* Work required
Copy each of the records exactly.

* Records shown
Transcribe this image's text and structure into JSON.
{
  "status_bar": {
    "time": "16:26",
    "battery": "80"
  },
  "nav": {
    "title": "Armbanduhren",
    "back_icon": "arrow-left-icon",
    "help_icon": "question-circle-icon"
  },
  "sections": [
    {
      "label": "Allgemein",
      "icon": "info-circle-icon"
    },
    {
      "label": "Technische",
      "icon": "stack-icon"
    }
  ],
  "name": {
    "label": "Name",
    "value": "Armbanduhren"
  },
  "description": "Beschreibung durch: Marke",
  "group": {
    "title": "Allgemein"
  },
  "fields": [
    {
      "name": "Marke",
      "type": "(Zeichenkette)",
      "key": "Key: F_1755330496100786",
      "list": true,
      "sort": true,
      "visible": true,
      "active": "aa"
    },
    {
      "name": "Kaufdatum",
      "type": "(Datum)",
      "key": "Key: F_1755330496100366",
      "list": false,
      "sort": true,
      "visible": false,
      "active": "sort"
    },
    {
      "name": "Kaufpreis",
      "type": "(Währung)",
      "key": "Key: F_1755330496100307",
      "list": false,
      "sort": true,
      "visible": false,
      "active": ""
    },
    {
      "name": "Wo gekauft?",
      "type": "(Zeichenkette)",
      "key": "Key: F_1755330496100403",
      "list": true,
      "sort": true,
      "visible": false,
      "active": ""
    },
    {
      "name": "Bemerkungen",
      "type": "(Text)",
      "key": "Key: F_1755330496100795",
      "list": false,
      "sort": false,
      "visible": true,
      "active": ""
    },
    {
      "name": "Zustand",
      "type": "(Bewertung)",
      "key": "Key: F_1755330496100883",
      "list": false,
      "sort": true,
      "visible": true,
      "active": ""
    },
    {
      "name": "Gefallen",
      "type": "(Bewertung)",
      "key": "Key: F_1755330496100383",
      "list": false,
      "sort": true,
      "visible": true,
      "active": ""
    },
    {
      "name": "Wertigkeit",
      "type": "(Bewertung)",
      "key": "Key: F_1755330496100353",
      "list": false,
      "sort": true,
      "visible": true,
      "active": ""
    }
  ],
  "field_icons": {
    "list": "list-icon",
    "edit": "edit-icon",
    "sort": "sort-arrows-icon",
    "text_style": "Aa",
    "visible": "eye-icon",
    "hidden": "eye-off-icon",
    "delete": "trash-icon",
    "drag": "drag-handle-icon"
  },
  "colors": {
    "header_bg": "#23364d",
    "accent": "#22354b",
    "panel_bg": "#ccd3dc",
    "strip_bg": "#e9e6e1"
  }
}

* Written response
Transcribe this image's text and structure into JSON.
{
  "status_bar": {
    "time": "16:26",
    "battery": "80"
  },
  "nav": {
    "title": "Armbanduhren",
    "back_icon": "arrow-left-icon",
    "help_icon": "question-circle-icon"
  },
  "sections": [
    {
      "label": "Allgemein",
      "icon": "info-circle-icon"
    },
    {
      "label": "Technische",
      "icon": "stack-icon"
    }
  ],
  "name": {
    "label": "Name",
    "value": "Armbanduhren"
  },
  "description": "Beschreibung durch: Marke",
  "group": {
    "title": "Allgemein"
  },
  "fields": [
    {
      "name": "Marke",
      "type": "(Zeichenkette)",
      "key": "Key: F_1755330496100786",
      "list": true,
      "sort": true,
      "visible": true,
      "active": "aa"
    },
    {
      "name": "Kaufdatum",
      "type": "(Datum)",
      "key": "Key: F_1755330496100366",
      "list": false,
      "sort": true,
      "visible": false,
      "active": "sort"
    },
    {
      "name": "Kaufpreis",
      "type": "(Währung)",
      "key": "Key: F_1755330496100307",
      "list": false,
      "sort": true,
      "visible": false,
      "active": ""
    },
    {
      "name": "Wo gekauft?",
      "type": "(Zeichenkette)",
      "key": "Key: F_1755330496100403",
      "list": true,
      "sort": true,
      "visible": false,
      "active": ""
    },
    {
      "name": "Bemerkungen",
      "type": "(Text)",
      "key": "Key: F_1755330496100795",
      "list": false,
      "sort": false,
      "visible": true,
      "active": ""
    },
    {
      "name": "Zustand",
      "type": "(Bewertung)",
      "key": "Key: F_1755330496100883",
      "list": false,
      "sort": true,
      "visible": true,
      "active": ""
    },
    {
      "name": "Gefallen",
      "type": "(Bewertung)",
      "key": "Key: F_1755330496100383",
      "list": false,
      "sort": true,
      "visible": true,
      "active": ""
    },
    {
      "name": "Wertigkeit",
      "type": "(Bewertung)",
      "key": "Key: F_1755330496100353",
      "list": false,
      "sort": true,
      "visible": true,
      "active": ""
    }
  ],
  "field_icons": {
    "list": "list-icon",
    "edit": "edit-icon",
    "sort": "sort-arrows-icon",
    "text_style": "Aa",
    "visible": "eye-icon",
    "hidden": "eye-off-icon",
    "delete": "trash-icon",
    "drag": "drag-handle-icon"
  },
  "colors": {
    "header_bg": "#23364d",
    "accent": "#22354b",
    "panel_bg": "#ccd3dc",
    "strip_bg": "#e9e6e1"
  }
}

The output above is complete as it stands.